_Required work_. Return all lines of the listing below that carry the word "View".

- - -

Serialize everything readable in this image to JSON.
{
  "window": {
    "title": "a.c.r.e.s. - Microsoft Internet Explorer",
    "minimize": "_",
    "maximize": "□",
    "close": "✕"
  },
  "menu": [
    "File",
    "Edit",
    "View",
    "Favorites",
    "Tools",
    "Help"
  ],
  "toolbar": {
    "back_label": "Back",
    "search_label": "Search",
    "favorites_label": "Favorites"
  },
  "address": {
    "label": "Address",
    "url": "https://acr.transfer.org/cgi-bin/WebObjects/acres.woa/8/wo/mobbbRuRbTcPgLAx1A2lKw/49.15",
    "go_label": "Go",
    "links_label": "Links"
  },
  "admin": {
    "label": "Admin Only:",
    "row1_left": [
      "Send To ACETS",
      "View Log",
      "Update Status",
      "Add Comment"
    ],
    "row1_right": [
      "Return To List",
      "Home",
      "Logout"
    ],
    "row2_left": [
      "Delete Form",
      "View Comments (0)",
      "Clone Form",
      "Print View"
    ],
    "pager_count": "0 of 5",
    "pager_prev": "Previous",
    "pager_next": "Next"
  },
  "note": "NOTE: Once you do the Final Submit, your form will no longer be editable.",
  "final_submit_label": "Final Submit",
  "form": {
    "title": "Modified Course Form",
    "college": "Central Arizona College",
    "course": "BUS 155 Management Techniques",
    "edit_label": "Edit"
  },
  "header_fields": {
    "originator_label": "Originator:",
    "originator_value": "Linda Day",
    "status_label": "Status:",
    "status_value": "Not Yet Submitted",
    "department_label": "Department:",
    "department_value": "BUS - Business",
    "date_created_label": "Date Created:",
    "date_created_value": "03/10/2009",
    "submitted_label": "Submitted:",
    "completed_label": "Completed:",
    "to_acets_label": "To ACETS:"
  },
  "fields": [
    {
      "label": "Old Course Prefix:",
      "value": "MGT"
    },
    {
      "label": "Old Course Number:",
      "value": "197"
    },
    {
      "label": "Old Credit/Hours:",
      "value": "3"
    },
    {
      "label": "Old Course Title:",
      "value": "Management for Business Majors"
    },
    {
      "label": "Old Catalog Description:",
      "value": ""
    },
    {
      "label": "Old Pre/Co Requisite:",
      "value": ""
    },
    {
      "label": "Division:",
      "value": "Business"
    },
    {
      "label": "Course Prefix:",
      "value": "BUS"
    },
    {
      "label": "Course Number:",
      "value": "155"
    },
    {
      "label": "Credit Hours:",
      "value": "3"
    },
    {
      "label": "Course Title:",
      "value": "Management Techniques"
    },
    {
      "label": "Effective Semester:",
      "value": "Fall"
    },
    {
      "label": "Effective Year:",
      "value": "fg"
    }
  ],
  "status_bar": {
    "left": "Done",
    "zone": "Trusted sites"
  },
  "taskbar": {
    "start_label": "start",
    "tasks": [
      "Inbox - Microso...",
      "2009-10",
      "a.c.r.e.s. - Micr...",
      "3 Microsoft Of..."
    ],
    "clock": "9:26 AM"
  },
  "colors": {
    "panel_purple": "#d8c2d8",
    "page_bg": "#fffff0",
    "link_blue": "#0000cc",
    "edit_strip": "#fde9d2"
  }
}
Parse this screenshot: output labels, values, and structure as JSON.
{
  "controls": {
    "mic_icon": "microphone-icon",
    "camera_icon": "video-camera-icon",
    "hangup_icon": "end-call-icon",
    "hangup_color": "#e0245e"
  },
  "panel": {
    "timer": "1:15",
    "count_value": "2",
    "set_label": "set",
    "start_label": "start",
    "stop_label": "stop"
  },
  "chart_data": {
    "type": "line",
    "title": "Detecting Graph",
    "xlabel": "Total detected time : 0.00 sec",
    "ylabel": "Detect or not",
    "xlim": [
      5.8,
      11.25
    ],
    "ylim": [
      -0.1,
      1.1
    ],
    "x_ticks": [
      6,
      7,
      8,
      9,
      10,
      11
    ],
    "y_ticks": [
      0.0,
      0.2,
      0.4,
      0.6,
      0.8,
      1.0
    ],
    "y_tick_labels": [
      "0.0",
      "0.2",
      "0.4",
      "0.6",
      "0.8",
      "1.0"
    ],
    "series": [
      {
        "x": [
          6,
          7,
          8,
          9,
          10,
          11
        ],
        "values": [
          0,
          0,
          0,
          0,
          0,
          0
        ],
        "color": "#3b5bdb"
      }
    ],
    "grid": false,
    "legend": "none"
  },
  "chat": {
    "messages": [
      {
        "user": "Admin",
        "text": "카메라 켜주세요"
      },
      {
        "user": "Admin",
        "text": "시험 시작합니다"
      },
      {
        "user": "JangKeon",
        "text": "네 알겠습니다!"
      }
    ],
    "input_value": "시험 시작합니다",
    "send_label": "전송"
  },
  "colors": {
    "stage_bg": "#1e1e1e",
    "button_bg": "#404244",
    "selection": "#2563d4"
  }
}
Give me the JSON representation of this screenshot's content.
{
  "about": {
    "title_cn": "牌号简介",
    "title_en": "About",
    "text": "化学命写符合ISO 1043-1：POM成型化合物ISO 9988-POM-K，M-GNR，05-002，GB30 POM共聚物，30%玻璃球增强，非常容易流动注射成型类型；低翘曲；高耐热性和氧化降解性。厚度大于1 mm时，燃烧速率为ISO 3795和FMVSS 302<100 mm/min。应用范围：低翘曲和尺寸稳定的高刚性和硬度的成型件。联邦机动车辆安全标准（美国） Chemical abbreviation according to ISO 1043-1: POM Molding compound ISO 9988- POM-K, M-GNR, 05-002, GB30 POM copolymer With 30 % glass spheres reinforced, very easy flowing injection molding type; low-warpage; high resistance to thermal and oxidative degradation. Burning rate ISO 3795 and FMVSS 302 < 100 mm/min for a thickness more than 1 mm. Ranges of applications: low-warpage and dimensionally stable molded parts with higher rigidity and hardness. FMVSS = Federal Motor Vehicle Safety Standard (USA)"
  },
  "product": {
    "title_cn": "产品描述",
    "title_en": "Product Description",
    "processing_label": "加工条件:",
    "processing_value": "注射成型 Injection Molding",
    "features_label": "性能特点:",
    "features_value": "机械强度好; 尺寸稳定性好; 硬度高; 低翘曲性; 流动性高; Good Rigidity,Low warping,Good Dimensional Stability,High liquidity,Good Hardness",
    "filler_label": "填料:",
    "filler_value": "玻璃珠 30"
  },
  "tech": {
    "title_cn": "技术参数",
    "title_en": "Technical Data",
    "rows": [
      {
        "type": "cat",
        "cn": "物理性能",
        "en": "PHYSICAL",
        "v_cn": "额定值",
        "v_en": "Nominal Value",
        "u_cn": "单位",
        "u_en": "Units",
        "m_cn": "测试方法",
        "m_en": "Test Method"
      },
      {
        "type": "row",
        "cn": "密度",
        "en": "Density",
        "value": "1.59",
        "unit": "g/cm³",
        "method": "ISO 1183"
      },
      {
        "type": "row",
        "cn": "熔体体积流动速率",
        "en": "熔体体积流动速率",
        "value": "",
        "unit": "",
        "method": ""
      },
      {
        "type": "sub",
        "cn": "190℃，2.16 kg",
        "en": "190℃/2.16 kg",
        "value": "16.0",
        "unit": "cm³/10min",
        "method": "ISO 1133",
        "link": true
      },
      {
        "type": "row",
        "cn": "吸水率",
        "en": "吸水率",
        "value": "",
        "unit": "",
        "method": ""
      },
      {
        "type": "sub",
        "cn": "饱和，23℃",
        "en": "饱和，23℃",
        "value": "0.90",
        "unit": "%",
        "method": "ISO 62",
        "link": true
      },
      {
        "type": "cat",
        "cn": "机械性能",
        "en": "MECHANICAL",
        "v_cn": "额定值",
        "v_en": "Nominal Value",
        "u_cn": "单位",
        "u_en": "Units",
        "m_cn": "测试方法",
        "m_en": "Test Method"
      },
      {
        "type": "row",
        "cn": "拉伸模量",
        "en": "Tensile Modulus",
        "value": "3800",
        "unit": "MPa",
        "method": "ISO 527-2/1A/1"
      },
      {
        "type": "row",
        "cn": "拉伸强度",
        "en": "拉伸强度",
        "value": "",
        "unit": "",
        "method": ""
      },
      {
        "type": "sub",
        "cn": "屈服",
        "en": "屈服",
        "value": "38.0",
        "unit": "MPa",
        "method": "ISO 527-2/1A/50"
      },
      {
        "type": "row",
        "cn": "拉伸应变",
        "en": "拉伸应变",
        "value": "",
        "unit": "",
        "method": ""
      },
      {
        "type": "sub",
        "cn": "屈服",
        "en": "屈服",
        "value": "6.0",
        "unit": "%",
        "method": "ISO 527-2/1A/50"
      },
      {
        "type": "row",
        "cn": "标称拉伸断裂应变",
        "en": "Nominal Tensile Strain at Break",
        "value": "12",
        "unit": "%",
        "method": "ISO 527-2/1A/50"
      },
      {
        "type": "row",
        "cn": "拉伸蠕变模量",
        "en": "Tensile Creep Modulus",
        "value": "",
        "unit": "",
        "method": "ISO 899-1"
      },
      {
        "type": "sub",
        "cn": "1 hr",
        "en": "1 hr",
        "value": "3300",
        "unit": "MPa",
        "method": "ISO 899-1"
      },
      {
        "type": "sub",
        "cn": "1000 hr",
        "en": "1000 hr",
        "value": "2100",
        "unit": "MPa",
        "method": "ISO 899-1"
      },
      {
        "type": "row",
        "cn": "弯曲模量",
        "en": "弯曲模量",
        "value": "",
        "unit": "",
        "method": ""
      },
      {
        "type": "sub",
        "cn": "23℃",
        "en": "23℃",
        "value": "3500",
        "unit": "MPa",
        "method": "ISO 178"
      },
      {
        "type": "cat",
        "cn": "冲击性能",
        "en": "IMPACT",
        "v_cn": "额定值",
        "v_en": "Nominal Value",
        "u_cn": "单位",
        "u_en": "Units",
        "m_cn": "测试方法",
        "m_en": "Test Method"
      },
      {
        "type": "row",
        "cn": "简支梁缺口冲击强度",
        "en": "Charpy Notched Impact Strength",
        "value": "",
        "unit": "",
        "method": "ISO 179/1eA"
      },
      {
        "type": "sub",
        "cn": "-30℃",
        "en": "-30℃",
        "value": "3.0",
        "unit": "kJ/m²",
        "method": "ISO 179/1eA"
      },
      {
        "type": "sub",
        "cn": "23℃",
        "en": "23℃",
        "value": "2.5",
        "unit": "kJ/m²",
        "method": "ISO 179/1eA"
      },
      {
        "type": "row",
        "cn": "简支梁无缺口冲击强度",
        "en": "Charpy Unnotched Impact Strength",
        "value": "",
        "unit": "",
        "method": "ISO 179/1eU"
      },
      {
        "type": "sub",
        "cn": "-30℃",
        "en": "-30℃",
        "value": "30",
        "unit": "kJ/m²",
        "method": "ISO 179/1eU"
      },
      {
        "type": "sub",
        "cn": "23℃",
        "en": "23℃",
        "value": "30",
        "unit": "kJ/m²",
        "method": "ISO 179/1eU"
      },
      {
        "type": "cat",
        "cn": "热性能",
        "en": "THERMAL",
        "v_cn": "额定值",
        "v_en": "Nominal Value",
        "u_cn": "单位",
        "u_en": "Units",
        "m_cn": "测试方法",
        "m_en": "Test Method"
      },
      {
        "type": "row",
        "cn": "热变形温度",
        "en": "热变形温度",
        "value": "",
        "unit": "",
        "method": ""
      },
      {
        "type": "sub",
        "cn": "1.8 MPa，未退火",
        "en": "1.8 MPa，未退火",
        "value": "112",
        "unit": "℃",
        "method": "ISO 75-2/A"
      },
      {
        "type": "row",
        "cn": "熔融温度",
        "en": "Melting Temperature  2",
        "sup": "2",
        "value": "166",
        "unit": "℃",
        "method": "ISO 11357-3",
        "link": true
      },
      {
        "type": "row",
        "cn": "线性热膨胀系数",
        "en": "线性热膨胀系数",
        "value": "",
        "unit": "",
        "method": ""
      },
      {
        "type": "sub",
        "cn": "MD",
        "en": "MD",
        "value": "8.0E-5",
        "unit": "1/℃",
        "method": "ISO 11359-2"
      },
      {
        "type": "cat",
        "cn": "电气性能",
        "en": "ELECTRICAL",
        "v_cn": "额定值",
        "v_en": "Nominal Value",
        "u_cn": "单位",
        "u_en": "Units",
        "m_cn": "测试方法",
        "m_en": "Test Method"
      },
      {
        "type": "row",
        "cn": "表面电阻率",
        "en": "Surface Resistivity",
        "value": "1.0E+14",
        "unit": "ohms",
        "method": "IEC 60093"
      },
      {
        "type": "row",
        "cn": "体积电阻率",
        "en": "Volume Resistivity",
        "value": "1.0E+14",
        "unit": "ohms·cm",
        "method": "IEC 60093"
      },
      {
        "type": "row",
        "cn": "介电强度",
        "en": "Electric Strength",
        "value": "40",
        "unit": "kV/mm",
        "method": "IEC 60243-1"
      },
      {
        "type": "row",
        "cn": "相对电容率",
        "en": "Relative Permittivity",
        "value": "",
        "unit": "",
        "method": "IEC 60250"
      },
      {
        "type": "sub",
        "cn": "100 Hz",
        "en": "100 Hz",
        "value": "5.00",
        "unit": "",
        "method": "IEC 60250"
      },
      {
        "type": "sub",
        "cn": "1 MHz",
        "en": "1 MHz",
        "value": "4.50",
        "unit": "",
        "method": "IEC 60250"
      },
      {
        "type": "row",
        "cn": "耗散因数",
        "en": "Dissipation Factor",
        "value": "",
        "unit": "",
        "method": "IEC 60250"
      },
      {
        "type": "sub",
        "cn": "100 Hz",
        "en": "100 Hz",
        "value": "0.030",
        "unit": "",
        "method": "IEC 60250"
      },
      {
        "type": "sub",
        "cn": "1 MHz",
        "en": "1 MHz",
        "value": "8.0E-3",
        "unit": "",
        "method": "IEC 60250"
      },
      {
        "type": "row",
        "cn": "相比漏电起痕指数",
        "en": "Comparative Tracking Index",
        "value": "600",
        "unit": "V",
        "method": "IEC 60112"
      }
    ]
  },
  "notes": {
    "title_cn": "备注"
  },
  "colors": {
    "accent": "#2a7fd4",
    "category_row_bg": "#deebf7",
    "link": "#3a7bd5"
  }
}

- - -

_Answer space_.
    "View",
      "View Log",
      "View Comments (0)",
      "Print View"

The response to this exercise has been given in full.